The courtroom yesterday was packed with Degnan family and friends, including attorney James Landy and Jack McCarthy of North Andover, who attended the entire trial. Once the courtroom benches filled, people stood along the back wall and spilled into the hallway outside. Patrick Blanchette, a fellow Lantigua aide, was among the spectators.
Blanchette asserted his Fifth Amendment right against self incrimination when he was called before an Essex County Grand Jury investigating Lantigua and allegations of corruption.
Echoing prosecutors, Wilkins, as he sentenced Degnan, said the criminal case was “not just about a trash truck.”

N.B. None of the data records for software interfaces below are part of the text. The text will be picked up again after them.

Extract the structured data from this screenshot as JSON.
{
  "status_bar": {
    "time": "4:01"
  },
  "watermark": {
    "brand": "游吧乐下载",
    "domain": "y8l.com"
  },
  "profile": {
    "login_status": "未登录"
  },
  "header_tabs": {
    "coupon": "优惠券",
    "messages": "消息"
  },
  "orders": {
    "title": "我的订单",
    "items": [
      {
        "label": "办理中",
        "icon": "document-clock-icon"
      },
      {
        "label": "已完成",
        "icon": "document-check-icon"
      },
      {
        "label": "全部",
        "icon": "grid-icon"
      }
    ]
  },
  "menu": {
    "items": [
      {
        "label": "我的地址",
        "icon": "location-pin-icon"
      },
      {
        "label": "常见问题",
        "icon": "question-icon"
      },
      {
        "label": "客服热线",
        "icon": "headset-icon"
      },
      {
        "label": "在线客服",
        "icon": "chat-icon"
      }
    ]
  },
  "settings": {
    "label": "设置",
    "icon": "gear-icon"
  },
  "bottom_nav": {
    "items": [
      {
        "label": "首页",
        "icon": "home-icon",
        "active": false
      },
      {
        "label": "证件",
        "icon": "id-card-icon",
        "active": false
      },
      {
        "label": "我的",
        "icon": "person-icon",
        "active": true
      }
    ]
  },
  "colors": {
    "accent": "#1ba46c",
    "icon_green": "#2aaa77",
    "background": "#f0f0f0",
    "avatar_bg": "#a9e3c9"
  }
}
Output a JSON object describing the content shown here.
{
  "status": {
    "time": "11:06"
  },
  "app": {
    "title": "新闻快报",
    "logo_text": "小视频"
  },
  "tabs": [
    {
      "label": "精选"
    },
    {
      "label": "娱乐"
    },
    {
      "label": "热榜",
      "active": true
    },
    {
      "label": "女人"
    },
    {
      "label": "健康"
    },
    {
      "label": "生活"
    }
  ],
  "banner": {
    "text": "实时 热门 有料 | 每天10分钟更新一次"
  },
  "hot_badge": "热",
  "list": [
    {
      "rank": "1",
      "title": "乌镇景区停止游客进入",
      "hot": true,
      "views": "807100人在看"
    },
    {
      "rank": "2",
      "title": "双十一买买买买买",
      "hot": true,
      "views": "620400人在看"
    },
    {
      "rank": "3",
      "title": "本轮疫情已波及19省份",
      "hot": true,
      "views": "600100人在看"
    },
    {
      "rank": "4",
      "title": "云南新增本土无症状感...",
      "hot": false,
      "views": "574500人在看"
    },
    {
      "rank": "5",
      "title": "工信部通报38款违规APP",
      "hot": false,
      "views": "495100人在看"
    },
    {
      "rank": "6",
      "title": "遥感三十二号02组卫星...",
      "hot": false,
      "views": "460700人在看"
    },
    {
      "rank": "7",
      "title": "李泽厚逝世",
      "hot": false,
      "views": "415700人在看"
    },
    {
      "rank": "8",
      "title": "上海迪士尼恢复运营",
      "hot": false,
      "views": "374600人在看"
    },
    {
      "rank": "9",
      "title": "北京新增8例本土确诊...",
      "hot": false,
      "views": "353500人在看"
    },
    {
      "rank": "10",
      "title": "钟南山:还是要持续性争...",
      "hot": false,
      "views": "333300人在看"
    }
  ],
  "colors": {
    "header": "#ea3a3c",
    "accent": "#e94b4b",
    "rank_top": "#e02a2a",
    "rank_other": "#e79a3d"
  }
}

“Dedicated and impartial jurors have found that Mr. Degnan intended to defraud the city of Lawrence,” Wilkins said.
Degnan was found guilty of one count of unlawful use of an official position. Wilkins noted that on that charge jurors specifically agreed Degnan defrauded the city of Lawrence.
Of the overall crimes, Wilkins said “they go to the heart of our social compact by violating the commitment to honest public service rightly demanded from our elected and appointed officials. ... These are serious crimes by nature and according to the proof in this case.”
Wilkins also said the penalties and fines for bribery and solicitation of bribes increased in 2009, only months before Degnan’s actions in this case. “Where bribery was once a 3-year felony, the Legislature has now authorized a sentence of up to 10 years. Solicitation is now punishable by 5 years, instead of 2 under the old law,” he said.
He added use of a public position with fraudulent intent was not even a crime before 2009.
Before the convictions, Degnan had no prior criminal record, something his defense attorney and Degnan himself stressed to Wilkins. “The biggest thing in my life is my family and my faith. I’m a good person,” Degnan told Wilkins.
Degnan was convicted of soliciting a bribe with corrupt intent, conspiracy, knowing solicitation of a bribe and unlawful use of an official position. He was cleared of the most serious charge, extortion, which carried a possible 15-year state prison sentence.
During the trial, Degnan did not take the stand in his own defense. He served as Lantigua’s chief of staff from January 2010 until May 2011, when he abruptly resigned. Shortly after, he testified before a grand jury investigating Lantigua and allegations of corruption.
Lantigua was defeated in November by Daniel Rivera. Since leaving office, Lantigua has been under investigation for possibly using taxpayer money to pave city streets and bolster his chances of re-election.
During sentencing yesterday, defense attorney Ted Cranney said Degnan had “divorced” and “removed himself” from Lantigua’s corrupt administration. He also said Degnan never benefited personally or financially from the trash truck donation.
“I would suggest justice is not served by incarcerating Mr. Degnan in state prison,” Cranney said.
Follow staff reporter Jill Harmacinski on Twitter @EagleTribJill.